MOMA recently hosted an exhibition (November 17 to 30, 2012) by artist Martha Rosler titled “Meta-Monumental Garage Sale” that filled the exhibition space with things made and donated by the artist and employees of the museum. During the exhibition people could buy and haggle prices and if they so chose, could have their picture taken with their purchases.

While this sort of exhibition might make a statement on our consumerist culture, and/or about the “commonplace,”… “that illuminates social life” (site of the artist) what does it say about the current state of the art world? What is end message art is saying about life in our culture?

People, at least at one time, might have looked to artists to gather insight into life and purpose but since  the shock-art movement, the conceptual-empty-gallery-room-approach, and the like focus is not on understanding meanings of life or shedding light into this great mystery but on creating an experience in a short-lived moment. This is where we have come in our culture, living in the moment without an awareness, and dare I say, a care about the future and I believe contemporary art manifests this idea.
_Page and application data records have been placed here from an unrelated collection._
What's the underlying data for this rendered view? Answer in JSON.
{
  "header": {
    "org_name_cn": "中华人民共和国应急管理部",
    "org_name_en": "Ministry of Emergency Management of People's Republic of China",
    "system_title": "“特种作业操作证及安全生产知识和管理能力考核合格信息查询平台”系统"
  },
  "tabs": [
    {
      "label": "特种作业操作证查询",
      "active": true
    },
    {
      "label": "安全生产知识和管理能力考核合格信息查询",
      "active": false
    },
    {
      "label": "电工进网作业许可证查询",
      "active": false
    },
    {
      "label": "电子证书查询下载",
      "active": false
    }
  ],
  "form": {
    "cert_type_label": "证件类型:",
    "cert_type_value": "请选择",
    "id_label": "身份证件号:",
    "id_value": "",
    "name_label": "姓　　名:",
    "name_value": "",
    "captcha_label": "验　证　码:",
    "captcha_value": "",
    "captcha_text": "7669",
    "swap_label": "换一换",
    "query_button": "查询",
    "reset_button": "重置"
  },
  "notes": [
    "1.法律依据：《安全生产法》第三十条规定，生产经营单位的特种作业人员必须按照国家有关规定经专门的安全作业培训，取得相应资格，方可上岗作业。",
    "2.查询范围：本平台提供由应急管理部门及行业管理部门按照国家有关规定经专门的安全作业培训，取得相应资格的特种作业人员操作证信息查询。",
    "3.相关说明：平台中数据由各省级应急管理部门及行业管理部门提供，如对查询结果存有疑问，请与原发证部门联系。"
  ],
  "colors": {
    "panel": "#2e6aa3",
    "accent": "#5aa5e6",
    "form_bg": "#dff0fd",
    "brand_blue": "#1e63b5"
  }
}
What this says is that there is little interest in the meaning of life any more, at least by art represented by mainstream art venues of which smaller venues mimic in some degree, and has resulted in advocating complacency. For what is there to make art about unless it is work pushing into the unknown mysteries of life and purpose? This is dire to the community of people not just in our culture and small communities but has the ripple effect of influencing the world at large. I know the American influence on the world is vast and reaches the most remote places on earth. Just recently I returned from a trip to Laos where we went deep into the back country of coffee farms where people don’t have plumbing or electricity, but they do have Angry Birds shirts which is an example of how far-reaching our society reaches.

Not all us artists buy into the idea art has to be representative of mere daily routines, make work that ends at an aesthetic experience, or about nothingness, but can and should be used as a vehicle taking us into the great mysteries of life and purpose. This is not to say work by artists such as Martha Rosler is not good in any way, but that the era of art that does not seek the true understanding of life and truth is coming to a close. While art of this intention is merely a silhouette on the horizon the pendulum is swinging back to art with soul.

silhouette

-Robert Alsobrook